What needs to be done: All of these records need to be duplicated exactly.

--- START ---

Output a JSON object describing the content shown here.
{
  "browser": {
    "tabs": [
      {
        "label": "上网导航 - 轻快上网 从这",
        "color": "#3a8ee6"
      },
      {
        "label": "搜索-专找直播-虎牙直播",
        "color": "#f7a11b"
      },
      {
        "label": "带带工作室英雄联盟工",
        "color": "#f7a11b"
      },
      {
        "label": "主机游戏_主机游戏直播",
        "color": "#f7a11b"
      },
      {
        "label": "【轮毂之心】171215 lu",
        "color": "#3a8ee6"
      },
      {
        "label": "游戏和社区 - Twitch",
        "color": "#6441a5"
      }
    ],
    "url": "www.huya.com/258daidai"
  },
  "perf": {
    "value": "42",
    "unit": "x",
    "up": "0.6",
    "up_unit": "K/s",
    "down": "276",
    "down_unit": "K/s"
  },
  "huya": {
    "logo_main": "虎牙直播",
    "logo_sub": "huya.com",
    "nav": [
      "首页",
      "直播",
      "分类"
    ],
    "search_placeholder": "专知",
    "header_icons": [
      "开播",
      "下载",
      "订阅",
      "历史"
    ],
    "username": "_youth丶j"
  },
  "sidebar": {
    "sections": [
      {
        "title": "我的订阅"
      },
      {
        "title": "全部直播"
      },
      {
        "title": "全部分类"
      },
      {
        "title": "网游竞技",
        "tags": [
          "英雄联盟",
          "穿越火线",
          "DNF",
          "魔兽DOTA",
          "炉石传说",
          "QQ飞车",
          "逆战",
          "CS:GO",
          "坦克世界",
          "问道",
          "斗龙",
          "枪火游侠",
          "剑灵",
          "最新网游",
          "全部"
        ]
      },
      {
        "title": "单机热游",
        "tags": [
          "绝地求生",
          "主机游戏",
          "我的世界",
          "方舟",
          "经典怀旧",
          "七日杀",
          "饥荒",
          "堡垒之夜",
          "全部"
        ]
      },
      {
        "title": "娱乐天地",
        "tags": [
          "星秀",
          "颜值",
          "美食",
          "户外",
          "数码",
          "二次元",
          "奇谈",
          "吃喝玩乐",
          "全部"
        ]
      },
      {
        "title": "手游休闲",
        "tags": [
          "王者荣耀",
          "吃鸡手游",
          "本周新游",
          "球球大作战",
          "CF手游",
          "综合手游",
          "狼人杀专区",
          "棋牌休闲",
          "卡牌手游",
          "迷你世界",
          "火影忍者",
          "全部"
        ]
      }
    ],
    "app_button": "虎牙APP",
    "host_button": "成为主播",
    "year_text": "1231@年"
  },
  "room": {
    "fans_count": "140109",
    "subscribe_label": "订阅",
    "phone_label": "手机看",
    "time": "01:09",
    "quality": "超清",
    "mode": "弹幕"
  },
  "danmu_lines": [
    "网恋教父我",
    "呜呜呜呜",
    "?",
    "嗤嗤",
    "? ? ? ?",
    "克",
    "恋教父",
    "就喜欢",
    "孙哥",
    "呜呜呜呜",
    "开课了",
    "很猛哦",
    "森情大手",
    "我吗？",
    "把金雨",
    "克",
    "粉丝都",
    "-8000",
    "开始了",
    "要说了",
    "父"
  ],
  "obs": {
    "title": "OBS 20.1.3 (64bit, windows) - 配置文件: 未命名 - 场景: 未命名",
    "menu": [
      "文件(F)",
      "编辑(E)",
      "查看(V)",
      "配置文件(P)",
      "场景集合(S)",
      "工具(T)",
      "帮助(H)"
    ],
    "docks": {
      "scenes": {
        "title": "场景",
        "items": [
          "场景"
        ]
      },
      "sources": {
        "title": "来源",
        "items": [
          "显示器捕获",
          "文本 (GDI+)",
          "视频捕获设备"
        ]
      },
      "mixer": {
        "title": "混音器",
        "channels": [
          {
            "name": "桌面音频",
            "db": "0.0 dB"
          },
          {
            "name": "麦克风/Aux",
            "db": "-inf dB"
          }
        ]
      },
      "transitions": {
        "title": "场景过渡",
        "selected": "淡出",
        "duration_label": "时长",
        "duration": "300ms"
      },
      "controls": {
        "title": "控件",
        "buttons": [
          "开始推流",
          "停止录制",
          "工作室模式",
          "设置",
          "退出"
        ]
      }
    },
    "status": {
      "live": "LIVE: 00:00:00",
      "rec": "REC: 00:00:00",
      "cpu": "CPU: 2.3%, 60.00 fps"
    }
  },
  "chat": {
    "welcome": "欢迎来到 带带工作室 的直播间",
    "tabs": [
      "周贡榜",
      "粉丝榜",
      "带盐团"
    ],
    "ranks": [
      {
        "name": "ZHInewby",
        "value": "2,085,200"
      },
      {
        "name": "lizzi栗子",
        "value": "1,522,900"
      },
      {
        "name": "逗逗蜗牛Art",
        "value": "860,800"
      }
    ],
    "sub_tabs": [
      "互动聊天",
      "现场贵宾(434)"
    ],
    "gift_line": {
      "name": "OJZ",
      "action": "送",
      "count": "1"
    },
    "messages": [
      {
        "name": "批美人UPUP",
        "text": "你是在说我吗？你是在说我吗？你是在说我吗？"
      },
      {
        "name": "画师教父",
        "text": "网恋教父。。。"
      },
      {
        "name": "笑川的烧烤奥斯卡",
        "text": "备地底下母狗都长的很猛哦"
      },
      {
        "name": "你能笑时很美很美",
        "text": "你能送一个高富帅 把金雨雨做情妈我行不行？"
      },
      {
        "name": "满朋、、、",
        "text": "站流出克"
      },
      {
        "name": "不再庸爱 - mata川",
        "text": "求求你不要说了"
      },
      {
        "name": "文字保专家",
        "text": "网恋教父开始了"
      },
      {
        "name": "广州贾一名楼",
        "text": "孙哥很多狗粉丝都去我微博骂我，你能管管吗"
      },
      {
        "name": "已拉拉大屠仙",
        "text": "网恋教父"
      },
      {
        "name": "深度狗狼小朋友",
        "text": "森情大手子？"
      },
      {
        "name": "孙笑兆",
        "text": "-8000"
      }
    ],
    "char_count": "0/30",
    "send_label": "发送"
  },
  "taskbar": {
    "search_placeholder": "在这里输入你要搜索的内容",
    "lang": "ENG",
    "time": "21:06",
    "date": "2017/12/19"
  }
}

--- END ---

Response area:
Output a JSON object describing the content shown here.
{
  "browser": {
    "tabs": [
      {
        "label": "上网导航 - 轻快上网 从这",
        "color": "#3a8ee6"
      },
      {
        "label": "搜索-专找直播-虎牙直播",
        "color": "#f7a11b"
      },
      {
        "label": "带带工作室英雄联盟工",
        "color": "#f7a11b"
      },
      {
        "label": "主机游戏_主机游戏直播",
        "color": "#f7a11b"
      },
      {
        "label": "【轮毂之心】171215 lu",
        "color": "#3a8ee6"
      },
      {
        "label": "游戏和社区 - Twitch",
        "color": "#6441a5"
      }
    ],
    "url": "www.huya.com/258daidai"
  },
  "perf": {
    "value": "42",
    "unit": "x",
    "up": "0.6",
    "up_unit": "K/s",
    "down": "276",
    "down_unit": "K/s"
  },
  "huya": {
    "logo_main": "虎牙直播",
    "logo_sub": "huya.com",
    "nav": [
      "首页",
      "直播",
      "分类"
    ],
    "search_placeholder": "专知",
    "header_icons": [
      "开播",
      "下载",
      "订阅",
      "历史"
    ],
    "username": "_youth丶j"
  },
  "sidebar": {
    "sections": [
      {
        "title": "我的订阅"
      },
      {
        "title": "全部直播"
      },
      {
        "title": "全部分类"
      },
      {
        "title": "网游竞技",
        "tags": [
          "英雄联盟",
          "穿越火线",
          "DNF",
          "魔兽DOTA",
          "炉石传说",
          "QQ飞车",
          "逆战",
          "CS:GO",
          "坦克世界",
          "问道",
          "斗龙",
          "枪火游侠",
          "剑灵",
          "最新网游",
          "全部"
        ]
      },
      {
        "title": "单机热游",
        "tags": [
          "绝地求生",
          "主机游戏",
          "我的世界",
          "方舟",
          "经典怀旧",
          "七日杀",
          "饥荒",
          "堡垒之夜",
          "全部"
        ]
      },
      {
        "title": "娱乐天地",
        "tags": [
          "星秀",
          "颜值",
          "美食",
          "户外",
          "数码",
          "二次元",
          "奇谈",
          "吃喝玩乐",
          "全部"
        ]
      },
      {
        "title": "手游休闲",
        "tags": [
          "王者荣耀",
          "吃鸡手游",
          "本周新游",
          "球球大作战",
          "CF手游",
          "综合手游",
          "狼人杀专区",
          "棋牌休闲",
          "卡牌手游",
          "迷你世界",
          "火影忍者",
          "全部"
        ]
      }
    ],
    "app_button": "虎牙APP",
    "host_button": "成为主播",
    "year_text": "1231@年"
  },
  "room": {
    "fans_count": "140109",
    "subscribe_label": "订阅",
    "phone_label": "手机看",
    "time": "01:09",
    "quality": "超清",
    "mode": "弹幕"
  },
  "danmu_lines": [
    "网恋教父我",
    "呜呜呜呜",
    "?",
    "嗤嗤",
    "? ? ? ?",
    "克",
    "恋教父",
    "就喜欢",
    "孙哥",
    "呜呜呜呜",
    "开课了",
    "很猛哦",
    "森情大手",
    "我吗？",
    "把金雨",
    "克",
    "粉丝都",
    "-8000",
    "开始了",
    "要说了",
    "父"
  ],
  "obs": {
    "title": "OBS 20.1.3 (64bit, windows) - 配置文件: 未命名 - 场景: 未命名",
    "menu": [
      "文件(F)",
      "编辑(E)",
      "查看(V)",
      "配置文件(P)",
      "场景集合(S)",
      "工具(T)",
      "帮助(H)"
    ],
    "docks": {
      "scenes": {
        "title": "场景",
        "items": [
          "场景"
        ]
      },
      "sources": {
        "title": "来源",
        "items": [
          "显示器捕获",
          "文本 (GDI+)",
          "视频捕获设备"
        ]
      },
      "mixer": {
        "title": "混音器",
        "channels": [
          {
            "name": "桌面音频",
            "db": "0.0 dB"
          },
          {
            "name": "麦克风/Aux",
            "db": "-inf dB"
          }
        ]
      },
      "transitions": {
        "title": "场景过渡",
        "selected": "淡出",
        "duration_label": "时长",
        "duration": "300ms"
      },
      "controls": {
        "title": "控件",
        "buttons": [
          "开始推流",
          "停止录制",
          "工作室模式",
          "设置",
          "退出"
        ]
      }
    },
    "status": {
      "live": "LIVE: 00:00:00",
      "rec": "REC: 00:00:00",
      "cpu": "CPU: 2.3%, 60.00 fps"
    }
  },
  "chat": {
    "welcome": "欢迎来到 带带工作室 的直播间",
    "tabs": [
      "周贡榜",
      "粉丝榜",
      "带盐团"
    ],
    "ranks": [
      {
        "name": "ZHInewby",
        "value": "2,085,200"
      },
      {
        "name": "lizzi栗子",
        "value": "1,522,900"
      },
      {
        "name": "逗逗蜗牛Art",
        "value": "860,800"
      }
    ],
    "sub_tabs": [
      "互动聊天",
      "现场贵宾(434)"
    ],
    "gift_line": {
      "name": "OJZ",
      "action": "送",
      "count": "1"
    },
    "messages": [
      {
        "name": "批美人UPUP",
        "text": "你是在说我吗？你是在说我吗？你是在说我吗？"
      },
      {
        "name": "画师教父",
        "text": "网恋教父。。。"
      },
      {
        "name": "笑川的烧烤奥斯卡",
        "text": "备地底下母狗都长的很猛哦"
      },
      {
        "name": "你能笑时很美很美",
        "text": "你能送一个高富帅 把金雨雨做情妈我行不行？"
      },
      {
        "name": "满朋、、、",
        "text": "站流出克"
      },
      {
        "name": "不再庸爱 - mata川",
        "text": "求求你不要说了"
      },
      {
        "name": "文字保专家",
        "text": "网恋教父开始了"
      },
      {
        "name": "广州贾一名楼",
        "text": "孙哥很多狗粉丝都去我微博骂我，你能管管吗"
      },
      {
        "name": "已拉拉大屠仙",
        "text": "网恋教父"
      },
      {
        "name": "深度狗狼小朋友",
        "text": "森情大手子？"
      },
      {
        "name": "孙笑兆",
        "text": "-8000"
      }
    ],
    "char_count": "0/30",
    "send_label": "发送"
  },
  "taskbar": {
    "search_placeholder": "在这里输入你要搜索的内容",
    "lang": "ENG",
    "time": "21:06",
    "date": "2017/12/19"
  }
}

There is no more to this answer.